Data entries:
BEGIN
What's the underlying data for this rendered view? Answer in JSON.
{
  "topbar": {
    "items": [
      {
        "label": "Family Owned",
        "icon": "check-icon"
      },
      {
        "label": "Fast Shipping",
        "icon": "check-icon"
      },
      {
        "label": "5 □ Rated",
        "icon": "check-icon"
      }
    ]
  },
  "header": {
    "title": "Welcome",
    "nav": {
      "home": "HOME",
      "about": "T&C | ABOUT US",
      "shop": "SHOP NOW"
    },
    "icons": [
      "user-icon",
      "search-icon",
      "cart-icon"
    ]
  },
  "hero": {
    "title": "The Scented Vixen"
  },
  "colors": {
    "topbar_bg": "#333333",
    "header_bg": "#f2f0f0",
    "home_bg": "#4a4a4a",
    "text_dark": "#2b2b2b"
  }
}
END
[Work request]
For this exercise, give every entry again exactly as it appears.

[Written reply]
What's the underlying data for this rendered view? Answer in JSON.
{
  "topbar": {
    "items": [
      {
        "label": "Family Owned",
        "icon": "check-icon"
      },
      {
        "label": "Fast Shipping",
        "icon": "check-icon"
      },
      {
        "label": "5 □ Rated",
        "icon": "check-icon"
      }
    ]
  },
  "header": {
    "title": "Welcome",
    "nav": {
      "home": "HOME",
      "about": "T&C | ABOUT US",
      "shop": "SHOP NOW"
    },
    "icons": [
      "user-icon",
      "search-icon",
      "cart-icon"
    ]
  },
  "hero": {
    "title": "The Scented Vixen"
  },
  "colors": {
    "topbar_bg": "#333333",
    "header_bg": "#f2f0f0",
    "home_bg": "#4a4a4a",
    "text_dark": "#2b2b2b"
  }
}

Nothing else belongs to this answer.